* [To do]
Would you write out the entries below word for word, omitting the pictures?

--------------------------------------------------

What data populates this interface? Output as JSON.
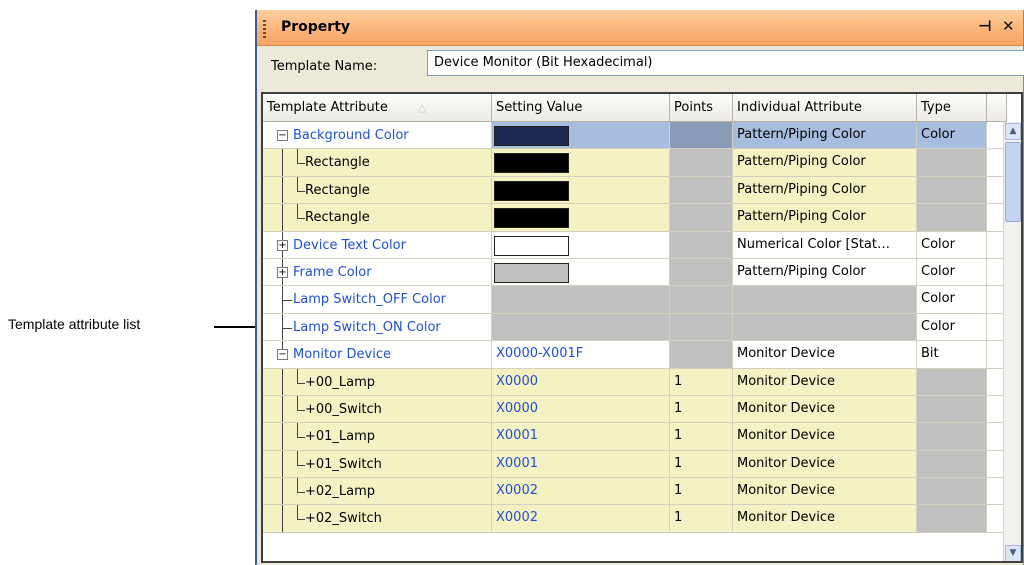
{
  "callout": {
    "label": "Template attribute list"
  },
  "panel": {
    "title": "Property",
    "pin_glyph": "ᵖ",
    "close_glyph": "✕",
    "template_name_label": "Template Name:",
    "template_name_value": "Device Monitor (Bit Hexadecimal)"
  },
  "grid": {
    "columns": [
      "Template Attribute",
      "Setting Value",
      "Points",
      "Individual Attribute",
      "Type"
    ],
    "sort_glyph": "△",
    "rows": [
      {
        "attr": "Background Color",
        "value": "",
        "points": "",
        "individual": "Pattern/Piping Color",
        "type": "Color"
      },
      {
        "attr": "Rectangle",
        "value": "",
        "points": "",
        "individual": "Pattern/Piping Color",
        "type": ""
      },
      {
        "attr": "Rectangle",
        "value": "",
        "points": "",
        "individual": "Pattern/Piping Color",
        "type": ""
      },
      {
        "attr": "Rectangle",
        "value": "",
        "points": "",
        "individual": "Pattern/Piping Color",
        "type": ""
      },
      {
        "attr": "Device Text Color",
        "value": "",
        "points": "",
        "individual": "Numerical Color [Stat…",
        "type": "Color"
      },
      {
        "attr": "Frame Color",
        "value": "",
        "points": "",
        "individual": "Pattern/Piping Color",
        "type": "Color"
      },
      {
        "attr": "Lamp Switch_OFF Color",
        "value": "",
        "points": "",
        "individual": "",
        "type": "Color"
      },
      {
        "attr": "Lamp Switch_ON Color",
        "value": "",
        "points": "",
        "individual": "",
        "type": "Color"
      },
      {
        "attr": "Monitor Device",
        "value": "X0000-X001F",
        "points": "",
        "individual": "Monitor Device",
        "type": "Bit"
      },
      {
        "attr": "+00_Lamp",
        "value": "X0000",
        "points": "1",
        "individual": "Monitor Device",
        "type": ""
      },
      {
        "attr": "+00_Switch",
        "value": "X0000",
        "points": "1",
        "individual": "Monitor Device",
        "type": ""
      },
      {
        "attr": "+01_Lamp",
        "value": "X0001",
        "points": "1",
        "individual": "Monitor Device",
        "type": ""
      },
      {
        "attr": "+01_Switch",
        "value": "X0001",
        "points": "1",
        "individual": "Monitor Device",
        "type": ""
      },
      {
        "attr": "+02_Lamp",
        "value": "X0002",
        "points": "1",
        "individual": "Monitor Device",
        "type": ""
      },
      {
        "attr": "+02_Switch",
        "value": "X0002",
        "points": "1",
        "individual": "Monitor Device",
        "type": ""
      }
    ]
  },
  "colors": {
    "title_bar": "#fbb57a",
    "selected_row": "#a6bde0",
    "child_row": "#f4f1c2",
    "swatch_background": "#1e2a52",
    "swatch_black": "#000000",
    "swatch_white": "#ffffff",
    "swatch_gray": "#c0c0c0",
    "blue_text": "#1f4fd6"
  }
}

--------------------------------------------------

* [Task solution]
What data populates this interface? Output as JSON.
{
  "callout": {
    "label": "Template attribute list"
  },
  "panel": {
    "title": "Property",
    "pin_glyph": "ᵖ",
    "close_glyph": "✕",
    "template_name_label": "Template Name:",
    "template_name_value": "Device Monitor (Bit Hexadecimal)"
  },
  "grid": {
    "columns": [
      "Template Attribute",
      "Setting Value",
      "Points",
      "Individual Attribute",
      "Type"
    ],
    "sort_glyph": "△",
    "rows": [
      {
        "attr": "Background Color",
        "value": "",
        "points": "",
        "individual": "Pattern/Piping Color",
        "type": "Color"
      },
      {
        "attr": "Rectangle",
        "value": "",
        "points": "",
        "individual": "Pattern/Piping Color",
        "type": ""
      },
      {
        "attr": "Rectangle",
        "value": "",
        "points": "",
        "individual": "Pattern/Piping Color",
        "type": ""
      },
      {
        "attr": "Rectangle",
        "value": "",
        "points": "",
        "individual": "Pattern/Piping Color",
        "type": ""
      },
      {
        "attr": "Device Text Color",
        "value": "",
        "points": "",
        "individual": "Numerical Color [Stat…",
        "type": "Color"
      },
      {
        "attr": "Frame Color",
        "value": "",
        "points": "",
        "individual": "Pattern/Piping Color",
        "type": "Color"
      },
      {
        "attr": "Lamp Switch_OFF Color",
        "value": "",
        "points": "",
        "individual": "",
        "type": "Color"
      },
      {
        "attr": "Lamp Switch_ON Color",
        "value": "",
        "points": "",
        "individual": "",
        "type": "Color"
      },
      {
        "attr": "Monitor Device",
        "value": "X0000-X001F",
        "points": "",
        "individual": "Monitor Device",
        "type": "Bit"
      },
      {
        "attr": "+00_Lamp",
        "value": "X0000",
        "points": "1",
        "individual": "Monitor Device",
        "type": ""
      },
      {
        "attr": "+00_Switch",
        "value": "X0000",
        "points": "1",
        "individual": "Monitor Device",
        "type": ""
      },
      {
        "attr": "+01_Lamp",
        "value": "X0001",
        "points": "1",
        "individual": "Monitor Device",
        "type": ""
      },
      {
        "attr": "+01_Switch",
        "value": "X0001",
        "points": "1",
        "individual": "Monitor Device",
        "type": ""
      },
      {
        "attr": "+02_Lamp",
        "value": "X0002",
        "points": "1",
        "individual": "Monitor Device",
        "type": ""
      },
      {
        "attr": "+02_Switch",
        "value": "X0002",
        "points": "1",
        "individual": "Monitor Device",
        "type": ""
      }
    ]
  },
  "colors": {
    "title_bar": "#fbb57a",
    "selected_row": "#a6bde0",
    "child_row": "#f4f1c2",
    "swatch_background": "#1e2a52",
    "swatch_black": "#000000",
    "swatch_white": "#ffffff",
    "swatch_gray": "#c0c0c0",
    "blue_text": "#1f4fd6"
  }
}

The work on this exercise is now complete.